Paul Tucker, chair of SRC, said:

“Shadow banking vulnerabilities are the financial system’s Achilles Heel, but have been neglected for years. Short-term financing markets have been driven by a widespread perception that money funds are safe, making it almost inevitable the federal government provides rescue facilities when trouble hits. Something has to change.”

The full text of the SRC’s letter to the SEC is available here or http://www.systemicriskcouncil.org/wp-content/uploads/2021/04/Systemic-Risk-Council-Comment-Letter-File-No.-S7-01-21.pdf

Systemic Risk Council Urges Congress To Demand Renewed Vigilance In Preserving Stability After US Equity Market Episode

WASHINGTON, D. C. —– On March 3, 2021, the Systemic Risk Council issued a letter to the US Congress on the resilience and stability of the financial system in the wake of the recent extraordinary equity market volatility.

In addition to well publicized questions on market integrity and efficiency raised by the GameStop episode, the Systemic Risk Council urges the Senate Banking Committee and House Financial Services Committee to ensure the following four financial stability-related issues are properly addressed by the administration and the regulatory agencies:

  • Whether the clearing house’s collateral practices were adequate
  • Whether capital requirements for broker dealers are high enough
  • Whether re-hypothecation of collateral should be banned, or constrained
  • Whether the financial authorities could have done more to maintain system-wide resilience as feverish levered trading in capital markets was fueled by sustained monetary measures to support economic recovery

 Paul Tucker, chair of SRC, said:

“While the recent equity market kerfuffle was not a direct threat to stability, the authorities must energetically learn from an ugly episode involving a scramble for collateral, to close out positions, and to cut off services. Congress should ensure the unfinished business of rebuilding the financial system’s resilience resumes.” 

The full text of the letter to Congress is here.

The text of the SRC’s 2020 statement on unfinished business is here: http://4atmuz3ab8k0glu2m35oem99-wpengine.netdna-ssl.com/wp-content/uploads/2020/10/SRC-Reigniting-the-Reform-Debate.pdf.

Systemic Risk Council Urges Congress To Demand Renewed Vigilance In Preserving Stability After US Equity Market Episode

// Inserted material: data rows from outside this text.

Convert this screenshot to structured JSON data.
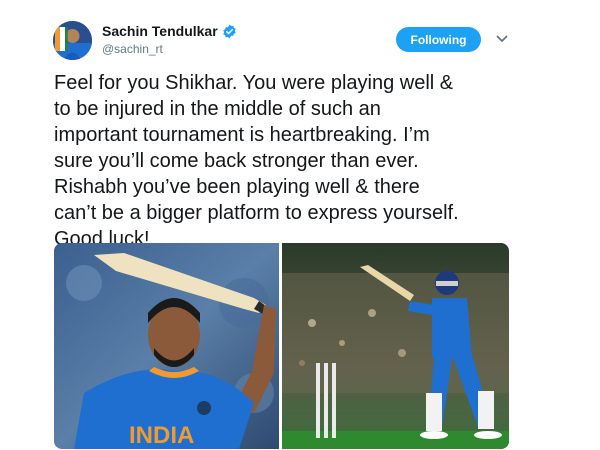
{
  "author": {
    "display_name": "Sachin Tendulkar",
    "handle": "@sachin_rt",
    "avatar_icon": "avatar-icon",
    "verified_icon": "verified-badge-icon"
  },
  "actions": {
    "follow_label": "Following",
    "menu_icon": "chevron-down-icon"
  },
  "tweet": {
    "text": "Feel for you Shikhar. You were playing well &\nto be injured in the middle of such an\nimportant tournament is heartbreaking. I’m\nsure you’ll come back stronger than ever.\nRishabh you’ve been playing well & there\ncan’t be a bigger platform to express yourself.\nGood luck!"
  },
  "media": {
    "left_jersey_text": "INDIA",
    "colors": {
      "accent": "#1da1f2",
      "jersey": "#1e6fd0",
      "field": "#2f8a2f"
    }
  }
}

WASHINGTON, D. C. —– On March 3, 2021, the Systemic Risk Council issued a letter to the US Congress on the resilience and stability of the financial system in the wake of the recent extraordinary equity market volatility.

In addition to well publicized questions on market integrity and efficiency raised by the GameStop episode, the Systemic Risk Council urges the Senate Banking Committee and House Financial Services Committee to ensure the following four financial stability-related issues are properly addressed by the administration and the regulatory agencies:

  • Whether the clearing house’s collateral practices were adequate
  • Whether capital requirements for broker dealers are high enough
  • Whether re-hypothecation of collateral should be banned, or constrained
  • Whether the financial authorities could have done more to maintain system-wide resilience as feverish levered trading in capital markets was fueled by sustained monetary measures to support economic recovery

 Paul Tucker, chair of SRC, said:

“While the recent equity market kerfuffle was not a direct threat to stability, the authorities must energetically learn from an ugly episode involving a scramble for collateral, to close out positions, and to cut off services. Congress should ensure the unfinished business of rebuilding the financial system’s resilience resumes.” 

The full text of the SRC’s letter to Congress is available here:

The text of the SRC’s 2020 statement on unfinished business is here: http://4atmuz3ab8k0glu2m35oem99-wpengine.netdna-ssl.com/wp-content/uploads/2020/10/SRC-Reigniting-the-Reform-Debate.pdf.